The material ranges from the well-worn to the once-and-still-radical to the more recent, adventurous sounds the group are best known for. How do they approach the Brahms String Quartet No. 1? The first movement seems fast, a little skittish, very acerbically rhythmic: they’re keeping their ears wide open. Even if you find the music impossibly dated, this version definitely isn’t boring. Those echo effects really come into sharp focus!

By contrast, the nocturnal second and third movements come across as careful, pastoral tableaux, the changes very proto-ELO. The group – violinists Clara Lyon and Maeve Feinberg, violist Doyle Armbrust and cellist Russell Rolen – cut loose on the intertwining finale. The close-miked clarity of the individual instruments in the mix is superior: Rolen’s quasi-basslines have a welcome presence.

Schoenberg’s String Quartet No. 3 is right up their alley, from the first movement’s icepick exchanges to its hypnotic yet restlessly acidic counterpoint and a paint-peeling ending. Dynamic contrasts are subtle but striking, particularly in the more muted second movement. Balletesque precision alternates with sullen sustain and soaring highs in the third; the quartet’s unexpectedly slinky groove in the fourth is a revelation. Defiance has seldom been more resolute than this.

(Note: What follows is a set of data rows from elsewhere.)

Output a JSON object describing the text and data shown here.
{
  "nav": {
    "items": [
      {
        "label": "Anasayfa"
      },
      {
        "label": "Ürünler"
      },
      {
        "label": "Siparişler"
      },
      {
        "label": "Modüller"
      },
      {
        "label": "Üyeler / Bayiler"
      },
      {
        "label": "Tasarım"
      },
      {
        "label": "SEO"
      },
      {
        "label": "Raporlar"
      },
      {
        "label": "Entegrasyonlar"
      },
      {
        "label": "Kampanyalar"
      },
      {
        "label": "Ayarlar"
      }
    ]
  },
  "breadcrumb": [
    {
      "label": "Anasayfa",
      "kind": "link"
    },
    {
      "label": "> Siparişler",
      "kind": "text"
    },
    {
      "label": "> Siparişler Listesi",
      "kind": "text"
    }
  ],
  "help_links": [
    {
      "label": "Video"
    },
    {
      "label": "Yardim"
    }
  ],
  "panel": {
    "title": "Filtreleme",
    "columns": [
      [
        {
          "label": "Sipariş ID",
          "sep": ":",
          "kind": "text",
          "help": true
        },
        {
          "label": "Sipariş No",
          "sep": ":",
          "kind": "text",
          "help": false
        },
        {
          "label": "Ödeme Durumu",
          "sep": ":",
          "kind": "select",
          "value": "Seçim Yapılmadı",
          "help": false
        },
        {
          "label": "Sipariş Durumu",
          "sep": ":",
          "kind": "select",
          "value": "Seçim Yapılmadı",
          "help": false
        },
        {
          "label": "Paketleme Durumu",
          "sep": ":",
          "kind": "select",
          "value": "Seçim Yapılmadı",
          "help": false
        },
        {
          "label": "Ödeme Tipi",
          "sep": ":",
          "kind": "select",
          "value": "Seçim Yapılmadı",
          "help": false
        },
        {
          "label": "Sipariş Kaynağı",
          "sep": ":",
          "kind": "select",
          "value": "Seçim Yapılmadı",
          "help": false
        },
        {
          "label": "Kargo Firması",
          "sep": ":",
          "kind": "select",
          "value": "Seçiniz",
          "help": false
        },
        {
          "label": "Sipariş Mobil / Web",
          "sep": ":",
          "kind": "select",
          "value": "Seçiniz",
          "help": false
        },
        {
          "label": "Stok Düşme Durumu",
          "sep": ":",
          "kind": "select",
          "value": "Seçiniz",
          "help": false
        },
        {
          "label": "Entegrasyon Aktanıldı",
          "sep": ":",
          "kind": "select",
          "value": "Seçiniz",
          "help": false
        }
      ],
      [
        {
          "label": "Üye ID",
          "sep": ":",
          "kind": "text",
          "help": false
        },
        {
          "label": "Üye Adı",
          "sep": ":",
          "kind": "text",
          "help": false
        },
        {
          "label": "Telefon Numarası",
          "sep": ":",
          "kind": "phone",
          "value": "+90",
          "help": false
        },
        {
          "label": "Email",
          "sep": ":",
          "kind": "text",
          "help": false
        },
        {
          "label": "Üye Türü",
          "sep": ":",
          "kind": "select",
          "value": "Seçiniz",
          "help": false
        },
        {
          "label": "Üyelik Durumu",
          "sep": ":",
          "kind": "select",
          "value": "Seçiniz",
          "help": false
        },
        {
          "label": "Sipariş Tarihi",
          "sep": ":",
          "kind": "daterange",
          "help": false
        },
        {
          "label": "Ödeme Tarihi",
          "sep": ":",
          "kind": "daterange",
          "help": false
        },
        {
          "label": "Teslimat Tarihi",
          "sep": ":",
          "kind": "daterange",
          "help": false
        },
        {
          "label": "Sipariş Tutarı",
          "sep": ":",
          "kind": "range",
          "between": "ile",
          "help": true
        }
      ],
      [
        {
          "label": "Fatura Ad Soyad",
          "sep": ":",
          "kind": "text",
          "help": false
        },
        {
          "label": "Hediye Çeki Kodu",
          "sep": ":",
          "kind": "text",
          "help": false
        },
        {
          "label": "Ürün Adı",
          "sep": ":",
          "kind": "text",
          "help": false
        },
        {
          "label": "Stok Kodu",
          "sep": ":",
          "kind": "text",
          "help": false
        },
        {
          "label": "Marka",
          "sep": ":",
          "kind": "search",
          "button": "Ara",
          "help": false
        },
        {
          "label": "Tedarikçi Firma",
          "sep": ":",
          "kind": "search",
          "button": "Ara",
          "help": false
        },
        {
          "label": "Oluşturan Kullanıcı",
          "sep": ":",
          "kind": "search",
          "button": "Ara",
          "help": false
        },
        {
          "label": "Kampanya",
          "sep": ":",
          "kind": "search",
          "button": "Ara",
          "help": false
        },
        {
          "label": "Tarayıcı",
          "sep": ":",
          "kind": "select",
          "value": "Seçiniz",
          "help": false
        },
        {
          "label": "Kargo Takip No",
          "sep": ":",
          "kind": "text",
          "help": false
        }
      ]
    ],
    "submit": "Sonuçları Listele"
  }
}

It’s a hard act to follow, but the Seeger quartet is every bit as gripping and a brilliantly contemporaneous segue (1931 for her, 1927 for him). In a word, wow. The ensemble attack it with a light-fingered, sometimes almost fleeting pointillism, an endess thicket of echo effects and sudden tradeoffs in the first couple of movements. The griptite resonance of the third seems almost backward-masked as phrases or single notes pass around the sonic frame; the group, particularly Rolen, really dig in vigorously up to a sudden end that’s just as coy as Schoenberg’s.

The first of the 21st century pieces is a Sam Pluta diptych, a shivery, punchy round-robin punctuated with droll, often cartoonish extended technique: harmonics, white noise, things that go bump in general, all of it amusing to hear and brutally hard to play.

Flutist Claire Chase joins the quartet for Anthony Cheung‘s 2015 suite The Real Book of Fake Tunes. Her assertive, rhythmic swells balance with the strings’ pizzicato bounce, then a microtonal haze sets in, punctuated by wry echoes and leaps. The third segment, with its stark microtonal chords and flute scurrying amid them, is edgy fun, as is the alternatingly whirling and grittily suspenseful fourth part. The conclusion bristles with good jokes and peek-a-boo riffage: it stands up amidst some very formidable material here.

Singer Charmaine Lee, who writes and improvises in phonetic language, teams up with the group for her surrealistically playful 2018 piece Spinals. This is what the word “sillypants” on the tarot card generator will get you, complete with what sounds like turntable scratching, whether acoustic or electronically generated.

The quartet close with George Lewis’ String Quartet 1.5: Experiments in Living, from two years earlier. Keening glissandos and flickers dance and swing over chugging, sputtering, often ridiculous riffage, with circular, microtonal clusters punctuated by droll flicks and punches. Definitely sillypants – with daunting extended technique and a little horror movie ambience to keep you (and the band) on your toes.

January 7, 2021 Posted by | avant garde music, classical music, Music, music, concert, review, Reviews | , , , , , , , , , , , , , , , , , , , , | Leave a comment